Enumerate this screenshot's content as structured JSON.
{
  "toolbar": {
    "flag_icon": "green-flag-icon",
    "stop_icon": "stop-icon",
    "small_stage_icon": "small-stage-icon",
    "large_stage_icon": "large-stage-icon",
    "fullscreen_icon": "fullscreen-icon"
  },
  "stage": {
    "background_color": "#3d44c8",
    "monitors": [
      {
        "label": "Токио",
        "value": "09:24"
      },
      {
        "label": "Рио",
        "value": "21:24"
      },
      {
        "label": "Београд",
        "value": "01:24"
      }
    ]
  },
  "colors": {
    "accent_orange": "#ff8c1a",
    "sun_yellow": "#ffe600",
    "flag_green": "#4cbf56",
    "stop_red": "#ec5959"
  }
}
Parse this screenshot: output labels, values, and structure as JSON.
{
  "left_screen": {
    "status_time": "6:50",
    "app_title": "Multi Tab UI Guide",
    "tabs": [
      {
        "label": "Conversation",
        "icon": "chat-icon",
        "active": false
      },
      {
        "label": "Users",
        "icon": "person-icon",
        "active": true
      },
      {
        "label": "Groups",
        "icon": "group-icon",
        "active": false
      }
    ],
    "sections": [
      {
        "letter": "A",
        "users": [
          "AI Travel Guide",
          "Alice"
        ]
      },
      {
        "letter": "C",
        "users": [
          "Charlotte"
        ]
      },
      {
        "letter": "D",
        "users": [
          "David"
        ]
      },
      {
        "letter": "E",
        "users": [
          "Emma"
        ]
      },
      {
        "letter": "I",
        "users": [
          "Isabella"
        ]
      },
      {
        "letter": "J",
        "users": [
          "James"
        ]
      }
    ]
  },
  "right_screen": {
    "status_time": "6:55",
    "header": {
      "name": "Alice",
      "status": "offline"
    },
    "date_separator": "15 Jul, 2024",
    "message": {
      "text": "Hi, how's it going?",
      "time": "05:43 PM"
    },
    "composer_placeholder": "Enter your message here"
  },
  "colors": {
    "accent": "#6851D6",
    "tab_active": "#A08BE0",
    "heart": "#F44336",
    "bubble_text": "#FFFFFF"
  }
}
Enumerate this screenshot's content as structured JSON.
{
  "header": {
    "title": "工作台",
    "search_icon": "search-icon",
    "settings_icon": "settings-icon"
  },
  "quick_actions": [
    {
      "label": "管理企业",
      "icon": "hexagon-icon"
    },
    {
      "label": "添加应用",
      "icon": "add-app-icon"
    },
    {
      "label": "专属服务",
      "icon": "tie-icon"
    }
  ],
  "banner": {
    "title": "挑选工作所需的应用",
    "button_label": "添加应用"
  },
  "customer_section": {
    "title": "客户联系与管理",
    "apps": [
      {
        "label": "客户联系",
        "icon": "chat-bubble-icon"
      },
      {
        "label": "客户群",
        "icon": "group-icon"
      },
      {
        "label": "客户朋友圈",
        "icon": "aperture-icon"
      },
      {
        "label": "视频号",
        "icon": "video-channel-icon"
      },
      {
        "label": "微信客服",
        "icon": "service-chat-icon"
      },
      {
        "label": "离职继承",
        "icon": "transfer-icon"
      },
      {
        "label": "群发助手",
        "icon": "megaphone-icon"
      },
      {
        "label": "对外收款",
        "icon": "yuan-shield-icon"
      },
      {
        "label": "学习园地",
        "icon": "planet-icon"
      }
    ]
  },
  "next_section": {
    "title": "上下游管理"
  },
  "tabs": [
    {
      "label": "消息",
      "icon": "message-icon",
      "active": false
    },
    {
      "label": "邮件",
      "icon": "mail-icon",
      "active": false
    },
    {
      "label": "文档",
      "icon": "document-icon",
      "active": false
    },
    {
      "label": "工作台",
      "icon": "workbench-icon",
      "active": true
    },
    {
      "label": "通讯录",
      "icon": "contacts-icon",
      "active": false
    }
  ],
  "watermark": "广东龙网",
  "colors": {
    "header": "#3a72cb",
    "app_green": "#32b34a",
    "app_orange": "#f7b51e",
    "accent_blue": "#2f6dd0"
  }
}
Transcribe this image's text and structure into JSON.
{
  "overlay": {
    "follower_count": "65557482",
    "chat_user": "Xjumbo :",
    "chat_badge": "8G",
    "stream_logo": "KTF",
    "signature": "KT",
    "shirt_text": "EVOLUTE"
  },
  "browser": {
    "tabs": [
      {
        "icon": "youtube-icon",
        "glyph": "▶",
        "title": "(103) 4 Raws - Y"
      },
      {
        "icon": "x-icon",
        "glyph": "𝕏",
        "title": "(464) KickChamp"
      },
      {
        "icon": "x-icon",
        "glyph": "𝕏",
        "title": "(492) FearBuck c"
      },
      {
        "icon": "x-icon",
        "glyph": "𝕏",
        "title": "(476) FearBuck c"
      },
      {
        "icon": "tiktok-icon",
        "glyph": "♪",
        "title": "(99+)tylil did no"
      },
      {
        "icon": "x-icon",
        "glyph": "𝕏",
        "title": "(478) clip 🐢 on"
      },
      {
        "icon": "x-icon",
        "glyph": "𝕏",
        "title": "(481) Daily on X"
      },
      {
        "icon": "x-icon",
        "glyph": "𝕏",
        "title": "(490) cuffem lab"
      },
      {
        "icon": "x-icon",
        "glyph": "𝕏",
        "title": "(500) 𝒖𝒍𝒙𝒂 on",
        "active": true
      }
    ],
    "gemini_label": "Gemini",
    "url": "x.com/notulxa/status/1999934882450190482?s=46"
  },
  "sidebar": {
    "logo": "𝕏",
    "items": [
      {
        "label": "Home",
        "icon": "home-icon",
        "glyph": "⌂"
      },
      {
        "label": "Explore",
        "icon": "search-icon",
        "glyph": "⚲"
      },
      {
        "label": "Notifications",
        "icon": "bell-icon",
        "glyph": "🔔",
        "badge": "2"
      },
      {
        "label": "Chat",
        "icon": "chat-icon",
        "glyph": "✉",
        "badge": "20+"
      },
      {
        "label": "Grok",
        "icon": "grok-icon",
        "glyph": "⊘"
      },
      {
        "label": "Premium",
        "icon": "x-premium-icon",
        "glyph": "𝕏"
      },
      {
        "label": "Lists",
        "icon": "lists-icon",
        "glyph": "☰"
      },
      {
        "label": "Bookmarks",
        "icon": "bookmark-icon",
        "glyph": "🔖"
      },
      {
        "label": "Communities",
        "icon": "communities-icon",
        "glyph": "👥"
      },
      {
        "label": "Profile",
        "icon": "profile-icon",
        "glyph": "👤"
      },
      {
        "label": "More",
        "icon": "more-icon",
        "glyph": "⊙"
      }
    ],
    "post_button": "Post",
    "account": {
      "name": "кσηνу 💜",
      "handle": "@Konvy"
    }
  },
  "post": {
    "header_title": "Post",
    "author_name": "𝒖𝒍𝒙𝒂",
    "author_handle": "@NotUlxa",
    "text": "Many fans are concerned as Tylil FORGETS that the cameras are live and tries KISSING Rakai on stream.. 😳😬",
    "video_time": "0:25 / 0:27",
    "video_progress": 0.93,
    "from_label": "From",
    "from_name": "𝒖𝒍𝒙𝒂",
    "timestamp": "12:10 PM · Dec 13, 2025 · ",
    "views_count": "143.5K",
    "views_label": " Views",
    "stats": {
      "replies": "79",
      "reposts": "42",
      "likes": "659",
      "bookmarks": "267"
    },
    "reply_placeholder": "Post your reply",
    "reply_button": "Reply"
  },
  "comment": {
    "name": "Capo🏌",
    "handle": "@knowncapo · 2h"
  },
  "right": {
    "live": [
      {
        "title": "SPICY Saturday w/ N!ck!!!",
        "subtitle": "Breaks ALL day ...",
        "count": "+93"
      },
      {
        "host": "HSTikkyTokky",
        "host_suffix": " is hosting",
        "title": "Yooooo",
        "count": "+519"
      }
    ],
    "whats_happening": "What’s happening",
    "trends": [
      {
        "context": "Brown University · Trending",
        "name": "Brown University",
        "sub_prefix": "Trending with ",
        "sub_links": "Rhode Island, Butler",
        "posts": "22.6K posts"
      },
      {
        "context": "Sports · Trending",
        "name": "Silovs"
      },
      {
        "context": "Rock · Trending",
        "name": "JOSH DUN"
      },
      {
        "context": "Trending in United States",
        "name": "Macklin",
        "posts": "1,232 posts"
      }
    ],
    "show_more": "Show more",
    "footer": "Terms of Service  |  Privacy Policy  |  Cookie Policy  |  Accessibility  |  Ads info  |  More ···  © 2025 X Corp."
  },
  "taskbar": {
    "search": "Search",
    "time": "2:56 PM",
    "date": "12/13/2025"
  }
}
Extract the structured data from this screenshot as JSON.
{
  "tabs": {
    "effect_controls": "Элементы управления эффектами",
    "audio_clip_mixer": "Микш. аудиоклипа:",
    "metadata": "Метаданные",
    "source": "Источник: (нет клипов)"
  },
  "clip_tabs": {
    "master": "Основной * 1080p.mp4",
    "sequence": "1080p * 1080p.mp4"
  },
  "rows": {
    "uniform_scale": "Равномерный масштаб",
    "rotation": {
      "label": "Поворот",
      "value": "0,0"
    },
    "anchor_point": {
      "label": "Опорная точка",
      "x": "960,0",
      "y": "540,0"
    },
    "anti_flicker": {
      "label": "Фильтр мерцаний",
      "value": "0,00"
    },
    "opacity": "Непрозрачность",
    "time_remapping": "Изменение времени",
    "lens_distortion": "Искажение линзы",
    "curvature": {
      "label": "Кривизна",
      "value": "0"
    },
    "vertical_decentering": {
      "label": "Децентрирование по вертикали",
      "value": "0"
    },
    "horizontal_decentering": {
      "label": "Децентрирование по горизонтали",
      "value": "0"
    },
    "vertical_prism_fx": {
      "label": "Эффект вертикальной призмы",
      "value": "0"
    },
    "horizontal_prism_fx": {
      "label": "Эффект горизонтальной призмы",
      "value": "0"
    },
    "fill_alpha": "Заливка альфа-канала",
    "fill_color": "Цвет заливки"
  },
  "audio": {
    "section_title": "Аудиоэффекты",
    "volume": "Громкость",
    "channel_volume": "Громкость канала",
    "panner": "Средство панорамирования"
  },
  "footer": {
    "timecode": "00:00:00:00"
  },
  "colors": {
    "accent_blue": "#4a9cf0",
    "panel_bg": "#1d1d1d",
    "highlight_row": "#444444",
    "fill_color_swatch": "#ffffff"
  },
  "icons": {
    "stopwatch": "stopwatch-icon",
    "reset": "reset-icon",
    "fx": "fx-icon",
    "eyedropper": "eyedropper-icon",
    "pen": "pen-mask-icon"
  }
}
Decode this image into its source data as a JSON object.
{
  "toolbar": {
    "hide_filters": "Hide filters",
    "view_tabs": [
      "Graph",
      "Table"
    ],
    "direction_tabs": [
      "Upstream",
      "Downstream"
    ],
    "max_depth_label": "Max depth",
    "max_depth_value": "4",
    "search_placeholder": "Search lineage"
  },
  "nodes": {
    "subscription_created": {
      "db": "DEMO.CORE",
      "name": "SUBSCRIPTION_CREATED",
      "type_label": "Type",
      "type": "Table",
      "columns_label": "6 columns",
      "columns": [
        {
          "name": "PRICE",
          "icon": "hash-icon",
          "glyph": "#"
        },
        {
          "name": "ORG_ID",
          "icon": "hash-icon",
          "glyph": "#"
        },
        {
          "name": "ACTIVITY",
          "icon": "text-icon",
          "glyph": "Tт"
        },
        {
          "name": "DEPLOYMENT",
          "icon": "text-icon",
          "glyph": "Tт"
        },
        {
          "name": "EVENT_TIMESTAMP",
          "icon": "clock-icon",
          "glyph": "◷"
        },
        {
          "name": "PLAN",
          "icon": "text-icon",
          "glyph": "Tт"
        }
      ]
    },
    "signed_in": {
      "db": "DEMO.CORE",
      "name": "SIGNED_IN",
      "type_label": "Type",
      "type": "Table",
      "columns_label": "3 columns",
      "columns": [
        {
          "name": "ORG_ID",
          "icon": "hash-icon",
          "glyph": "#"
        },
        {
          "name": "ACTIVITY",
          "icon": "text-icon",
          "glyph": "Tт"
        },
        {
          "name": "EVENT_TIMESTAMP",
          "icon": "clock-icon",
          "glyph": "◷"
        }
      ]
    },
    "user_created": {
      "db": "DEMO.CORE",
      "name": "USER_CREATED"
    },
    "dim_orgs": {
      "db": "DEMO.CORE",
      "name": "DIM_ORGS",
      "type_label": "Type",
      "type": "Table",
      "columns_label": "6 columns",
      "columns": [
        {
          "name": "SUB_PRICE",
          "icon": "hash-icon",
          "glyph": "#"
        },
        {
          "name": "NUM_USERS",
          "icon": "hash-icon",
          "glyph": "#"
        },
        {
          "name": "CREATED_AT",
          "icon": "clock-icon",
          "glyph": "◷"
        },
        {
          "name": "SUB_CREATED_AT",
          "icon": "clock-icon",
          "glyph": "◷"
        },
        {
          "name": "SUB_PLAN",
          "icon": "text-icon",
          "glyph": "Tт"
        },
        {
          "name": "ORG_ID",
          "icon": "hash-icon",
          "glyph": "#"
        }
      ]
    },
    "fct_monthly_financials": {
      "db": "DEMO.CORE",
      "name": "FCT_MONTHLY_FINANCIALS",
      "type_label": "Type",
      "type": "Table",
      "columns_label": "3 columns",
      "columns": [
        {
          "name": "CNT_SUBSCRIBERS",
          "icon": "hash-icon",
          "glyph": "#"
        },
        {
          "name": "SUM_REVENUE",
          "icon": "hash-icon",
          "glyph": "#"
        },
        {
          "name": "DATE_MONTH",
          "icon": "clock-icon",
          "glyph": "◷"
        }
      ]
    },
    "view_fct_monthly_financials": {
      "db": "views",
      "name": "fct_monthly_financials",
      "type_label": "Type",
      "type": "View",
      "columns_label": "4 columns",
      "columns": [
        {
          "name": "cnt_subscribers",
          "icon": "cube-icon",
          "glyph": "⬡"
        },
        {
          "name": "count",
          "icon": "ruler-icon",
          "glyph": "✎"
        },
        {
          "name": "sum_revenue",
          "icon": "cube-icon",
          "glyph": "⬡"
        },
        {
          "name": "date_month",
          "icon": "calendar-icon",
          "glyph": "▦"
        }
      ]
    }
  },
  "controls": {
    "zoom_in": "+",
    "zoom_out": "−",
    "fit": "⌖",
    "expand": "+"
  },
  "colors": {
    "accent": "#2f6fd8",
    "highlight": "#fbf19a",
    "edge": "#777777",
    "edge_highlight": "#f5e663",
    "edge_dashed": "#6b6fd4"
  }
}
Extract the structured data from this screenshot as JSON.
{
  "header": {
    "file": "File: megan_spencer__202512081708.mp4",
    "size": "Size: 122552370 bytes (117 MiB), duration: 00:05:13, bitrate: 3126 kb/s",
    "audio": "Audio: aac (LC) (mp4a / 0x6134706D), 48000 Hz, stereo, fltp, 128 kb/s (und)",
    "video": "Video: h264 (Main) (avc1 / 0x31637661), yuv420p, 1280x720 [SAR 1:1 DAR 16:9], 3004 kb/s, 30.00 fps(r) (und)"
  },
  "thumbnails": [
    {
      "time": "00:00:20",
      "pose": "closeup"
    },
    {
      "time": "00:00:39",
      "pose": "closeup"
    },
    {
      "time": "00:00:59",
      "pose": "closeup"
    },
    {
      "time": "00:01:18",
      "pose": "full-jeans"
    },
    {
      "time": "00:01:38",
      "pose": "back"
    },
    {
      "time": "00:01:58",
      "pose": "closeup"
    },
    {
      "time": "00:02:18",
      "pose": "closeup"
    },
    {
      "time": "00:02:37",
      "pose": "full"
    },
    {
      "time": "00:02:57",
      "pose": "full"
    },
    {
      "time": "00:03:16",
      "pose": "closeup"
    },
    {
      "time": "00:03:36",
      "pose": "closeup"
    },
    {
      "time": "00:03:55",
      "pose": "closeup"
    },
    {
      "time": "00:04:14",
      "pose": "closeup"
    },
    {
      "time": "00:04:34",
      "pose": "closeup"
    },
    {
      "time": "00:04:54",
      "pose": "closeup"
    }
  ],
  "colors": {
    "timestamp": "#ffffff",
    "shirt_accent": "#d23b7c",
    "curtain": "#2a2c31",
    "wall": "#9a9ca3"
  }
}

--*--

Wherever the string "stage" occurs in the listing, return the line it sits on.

RESULT:
    "small_stage_icon": "small-stage-icon",
    "large_stage_icon": "large-stage-icon",
  "stage": {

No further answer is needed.